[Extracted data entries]
━━━

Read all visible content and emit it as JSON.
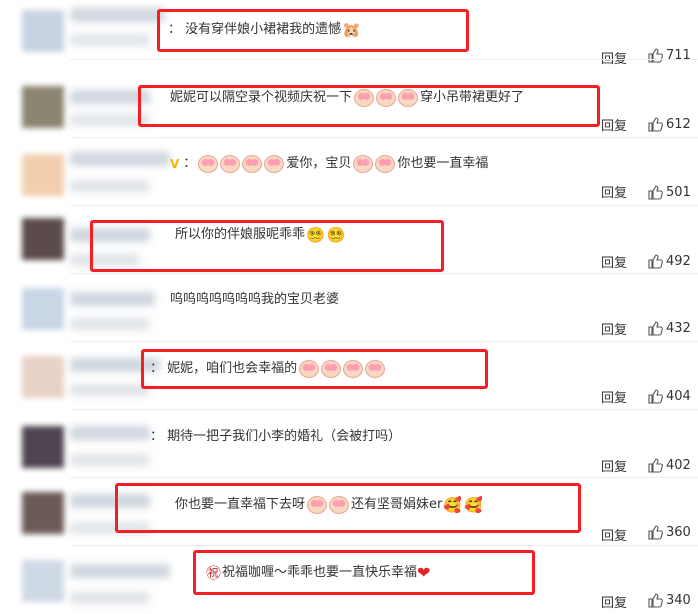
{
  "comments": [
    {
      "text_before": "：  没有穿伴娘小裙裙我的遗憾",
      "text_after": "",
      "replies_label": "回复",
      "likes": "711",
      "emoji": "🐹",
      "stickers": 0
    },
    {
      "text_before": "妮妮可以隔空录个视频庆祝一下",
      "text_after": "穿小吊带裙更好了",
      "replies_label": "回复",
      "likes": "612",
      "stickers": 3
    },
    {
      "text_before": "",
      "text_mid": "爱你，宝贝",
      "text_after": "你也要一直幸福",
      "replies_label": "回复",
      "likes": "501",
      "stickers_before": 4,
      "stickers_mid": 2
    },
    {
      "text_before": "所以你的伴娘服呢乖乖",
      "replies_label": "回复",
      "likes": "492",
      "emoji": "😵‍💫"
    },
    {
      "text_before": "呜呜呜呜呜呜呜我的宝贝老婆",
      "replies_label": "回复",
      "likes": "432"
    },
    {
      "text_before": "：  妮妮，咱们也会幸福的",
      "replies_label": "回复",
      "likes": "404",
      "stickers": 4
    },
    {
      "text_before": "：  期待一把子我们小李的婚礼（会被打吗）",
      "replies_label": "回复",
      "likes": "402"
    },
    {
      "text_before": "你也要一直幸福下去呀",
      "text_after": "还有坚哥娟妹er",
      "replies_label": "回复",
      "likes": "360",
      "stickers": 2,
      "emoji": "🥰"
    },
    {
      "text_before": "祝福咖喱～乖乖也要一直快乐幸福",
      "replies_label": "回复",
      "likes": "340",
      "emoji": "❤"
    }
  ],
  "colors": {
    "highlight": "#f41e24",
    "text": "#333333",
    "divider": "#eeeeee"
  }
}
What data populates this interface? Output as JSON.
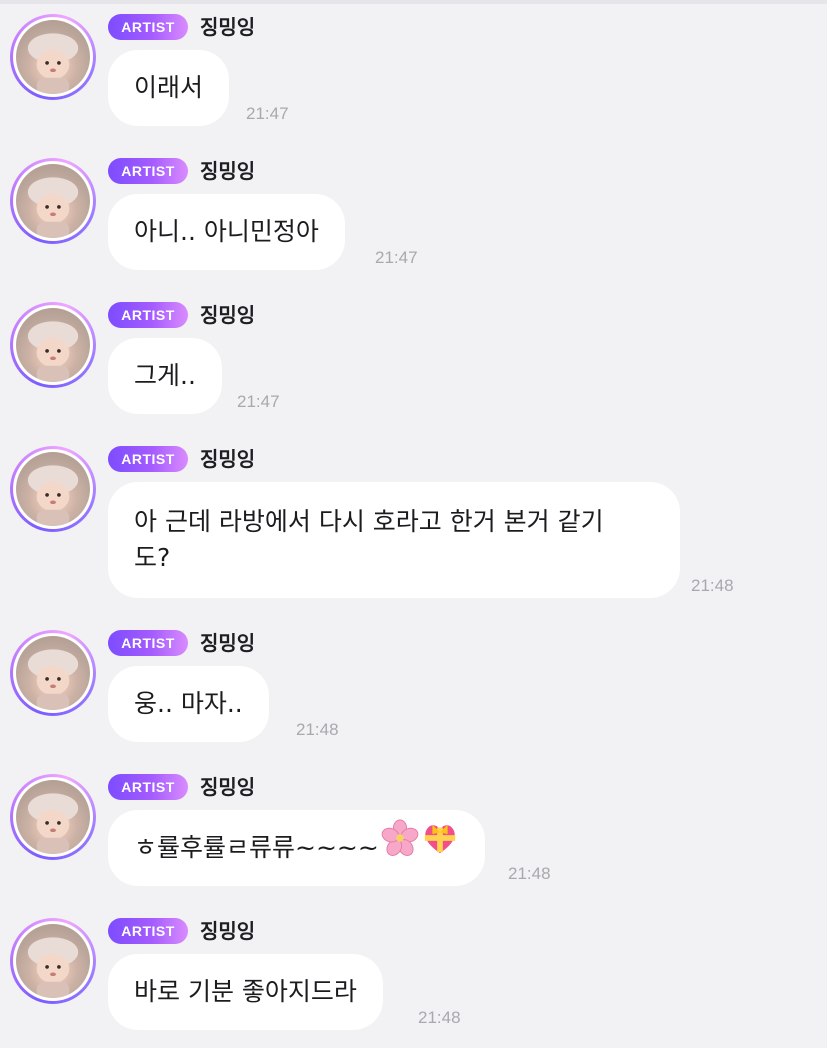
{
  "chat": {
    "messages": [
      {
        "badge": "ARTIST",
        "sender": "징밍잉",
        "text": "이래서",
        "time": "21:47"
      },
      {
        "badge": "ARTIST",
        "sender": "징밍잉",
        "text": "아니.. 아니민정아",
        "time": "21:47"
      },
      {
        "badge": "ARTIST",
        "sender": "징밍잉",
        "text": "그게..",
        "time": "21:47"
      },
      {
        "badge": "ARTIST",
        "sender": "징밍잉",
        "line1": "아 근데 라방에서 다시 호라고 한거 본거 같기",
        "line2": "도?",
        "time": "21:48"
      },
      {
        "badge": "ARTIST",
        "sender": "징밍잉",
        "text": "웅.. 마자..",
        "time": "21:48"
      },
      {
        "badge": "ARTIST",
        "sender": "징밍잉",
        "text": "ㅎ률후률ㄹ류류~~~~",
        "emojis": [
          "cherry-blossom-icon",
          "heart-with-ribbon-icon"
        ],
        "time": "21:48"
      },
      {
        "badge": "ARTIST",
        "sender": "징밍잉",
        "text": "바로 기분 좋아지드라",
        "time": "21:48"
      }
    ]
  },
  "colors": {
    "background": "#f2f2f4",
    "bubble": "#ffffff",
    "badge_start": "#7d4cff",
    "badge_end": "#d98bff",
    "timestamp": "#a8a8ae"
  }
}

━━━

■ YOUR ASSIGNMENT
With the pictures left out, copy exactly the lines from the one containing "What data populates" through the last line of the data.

■ RESPONSE AREA
What data populates this interface? Output as JSON.
{
  "chat": {
    "messages": [
      {
        "badge": "ARTIST",
        "sender": "징밍잉",
        "text": "이래서",
        "time": "21:47"
      },
      {
        "badge": "ARTIST",
        "sender": "징밍잉",
        "text": "아니.. 아니민정아",
        "time": "21:47"
      },
      {
        "badge": "ARTIST",
        "sender": "징밍잉",
        "text": "그게..",
        "time": "21:47"
      },
      {
        "badge": "ARTIST",
        "sender": "징밍잉",
        "line1": "아 근데 라방에서 다시 호라고 한거 본거 같기",
        "line2": "도?",
        "time": "21:48"
      },
      {
        "badge": "ARTIST",
        "sender": "징밍잉",
        "text": "웅.. 마자..",
        "time": "21:48"
      },
      {
        "badge": "ARTIST",
        "sender": "징밍잉",
        "text": "ㅎ률후률ㄹ류류~~~~",
        "emojis": [
          "cherry-blossom-icon",
          "heart-with-ribbon-icon"
        ],
        "time": "21:48"
      },
      {
        "badge": "ARTIST",
        "sender": "징밍잉",
        "text": "바로 기분 좋아지드라",
        "time": "21:48"
      }
    ]
  },
  "colors": {
    "background": "#f2f2f4",
    "bubble": "#ffffff",
    "badge_start": "#7d4cff",
    "badge_end": "#d98bff",
    "timestamp": "#a8a8ae"
  }
}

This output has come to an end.